In fact, having said that, my blog will probably wallow in social media myopia for the next month as I try to promote Talk Is Cheap aimed at PR practitioners in the Toronto area who haven't yet explored the new media space. (There, got my plug in. Perhaps, Julie, you'd like to do a presentation on using blogs to foster conversations that will benefit the greater good of the PR community?).

Julie Rusciolelli said...

You may "plug away" anytime Gary. I have loads of respect for what you do. I would be delighted to pop over to your "Talk is Cheap" scrum in November. But unlike the PR guys that blog in our industry, I am not pulling my "twitter" out that night.

I run an agency, my issues extend far beyond social media and gizmos. I can provide a traditional voice from an unconventional point of view. Blogging can start some great conversations in those areas; I would love to nudge those along. See you then!

Melanie Seasons said...

Hi Julie.

I found this post through 'Blogging Me, Blogging You" and as a Gen Y, PR blogger, I wanted to throw in my two cents.

I've been in digital PR only for about a year and a half. It was always in my plan to blog about PR, but I only wanted to start once I had enough experience (and content) to be able to contribute to the conversations. However, when I actually started Fake Plastic Noodles, I decided that it couldn't *just* be about PR. I wanted to really open it up to be more than that. I want to explore how PR affects my personal life as well as my professional and I want to bring the PR conversation to people who may not otherwise be interested in it (or hell, even know about it).

I enjoy reading PR blogs and opinions from the experts, but as it often tends to happen with career-specific blogs, a lot of the content just ends up being aggregated between them. I'll be glad to see people exploring a little bit of life outside PR.

Thanks for your post!

Anonymous said...

Hi Julie,

I agree with your comment.

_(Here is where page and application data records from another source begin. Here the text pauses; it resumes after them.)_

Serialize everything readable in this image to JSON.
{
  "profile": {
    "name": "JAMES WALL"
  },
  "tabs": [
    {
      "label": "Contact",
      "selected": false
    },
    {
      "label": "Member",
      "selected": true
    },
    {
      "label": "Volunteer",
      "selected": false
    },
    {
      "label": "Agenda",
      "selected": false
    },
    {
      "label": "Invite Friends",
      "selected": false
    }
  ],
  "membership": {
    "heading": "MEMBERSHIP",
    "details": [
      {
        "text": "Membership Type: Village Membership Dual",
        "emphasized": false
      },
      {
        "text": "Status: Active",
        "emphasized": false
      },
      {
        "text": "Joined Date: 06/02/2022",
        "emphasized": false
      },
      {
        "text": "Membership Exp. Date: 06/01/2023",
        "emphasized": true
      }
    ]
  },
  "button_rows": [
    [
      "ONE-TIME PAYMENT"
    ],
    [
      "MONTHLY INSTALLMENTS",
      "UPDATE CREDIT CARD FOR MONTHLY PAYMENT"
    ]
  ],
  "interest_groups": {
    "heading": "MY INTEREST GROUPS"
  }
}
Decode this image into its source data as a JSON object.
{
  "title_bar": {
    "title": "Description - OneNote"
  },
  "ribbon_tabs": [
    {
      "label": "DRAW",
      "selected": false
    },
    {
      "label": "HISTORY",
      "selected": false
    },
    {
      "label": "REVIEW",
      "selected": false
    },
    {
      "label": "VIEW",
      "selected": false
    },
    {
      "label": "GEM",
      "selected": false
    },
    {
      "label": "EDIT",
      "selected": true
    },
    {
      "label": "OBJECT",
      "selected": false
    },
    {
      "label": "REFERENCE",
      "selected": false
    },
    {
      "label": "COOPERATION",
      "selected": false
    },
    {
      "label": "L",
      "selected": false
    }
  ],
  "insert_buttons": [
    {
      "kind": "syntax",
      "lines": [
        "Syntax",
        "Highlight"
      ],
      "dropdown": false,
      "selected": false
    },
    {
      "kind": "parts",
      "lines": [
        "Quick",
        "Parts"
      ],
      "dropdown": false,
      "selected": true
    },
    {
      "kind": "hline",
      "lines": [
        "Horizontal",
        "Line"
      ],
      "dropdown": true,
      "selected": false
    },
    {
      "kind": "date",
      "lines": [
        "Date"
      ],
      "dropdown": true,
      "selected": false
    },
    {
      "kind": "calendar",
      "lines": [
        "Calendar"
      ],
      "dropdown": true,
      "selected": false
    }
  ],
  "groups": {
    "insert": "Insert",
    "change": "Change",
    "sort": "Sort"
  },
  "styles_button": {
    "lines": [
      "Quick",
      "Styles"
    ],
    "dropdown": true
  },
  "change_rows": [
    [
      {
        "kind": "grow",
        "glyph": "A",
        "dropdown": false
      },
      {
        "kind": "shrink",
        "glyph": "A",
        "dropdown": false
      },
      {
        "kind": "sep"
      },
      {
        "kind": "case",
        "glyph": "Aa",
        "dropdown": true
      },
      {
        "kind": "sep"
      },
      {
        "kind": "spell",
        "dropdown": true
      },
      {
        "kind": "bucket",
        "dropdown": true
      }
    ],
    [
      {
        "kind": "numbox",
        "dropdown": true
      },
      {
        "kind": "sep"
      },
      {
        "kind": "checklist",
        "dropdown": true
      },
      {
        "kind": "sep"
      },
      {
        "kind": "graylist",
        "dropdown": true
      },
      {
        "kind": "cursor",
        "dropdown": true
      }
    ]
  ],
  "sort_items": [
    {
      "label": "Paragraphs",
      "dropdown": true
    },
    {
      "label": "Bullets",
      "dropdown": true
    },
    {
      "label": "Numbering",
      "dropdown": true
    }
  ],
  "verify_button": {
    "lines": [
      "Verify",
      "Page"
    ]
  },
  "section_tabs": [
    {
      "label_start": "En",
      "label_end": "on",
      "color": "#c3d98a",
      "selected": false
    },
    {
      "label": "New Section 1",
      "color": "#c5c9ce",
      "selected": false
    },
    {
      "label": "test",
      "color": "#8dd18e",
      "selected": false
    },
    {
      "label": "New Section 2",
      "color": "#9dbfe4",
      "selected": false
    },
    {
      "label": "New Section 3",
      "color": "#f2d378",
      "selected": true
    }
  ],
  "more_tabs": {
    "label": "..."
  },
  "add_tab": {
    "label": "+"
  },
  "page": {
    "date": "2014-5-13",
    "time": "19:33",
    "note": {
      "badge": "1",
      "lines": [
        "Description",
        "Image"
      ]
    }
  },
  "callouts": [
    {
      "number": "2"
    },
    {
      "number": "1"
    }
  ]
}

I think you and others who are of the same opinion would really enjoy the ongoing discussions about various communication issues at MarCom Professional.

The url is



Bill Smith said...

Hi Julie,

Great post. I run three blogs, one for an improv comedy troupe I am handling publicity for, another for my writing samples for potential employers and a personal space showing off my photography.

I already know how social media works, I like visiting your blog because it covers off the big picture issues facing the PR profession.



Ian Ross said...

I'm chiming in a little late on this one. I suppose better late than never.
Agree that Canadian PR blogs are filled with social media commentary, and little about other aspects of our profession.
When I lanuched my blog ( seven weeks ago, I made a committment to myself to split time between social media' impact on PR and other aspects of the profession. I was grappling with the same issue that you've raised here.
Well... so far so good. But I'll admit that it takes more effort to post on traditional PR topics.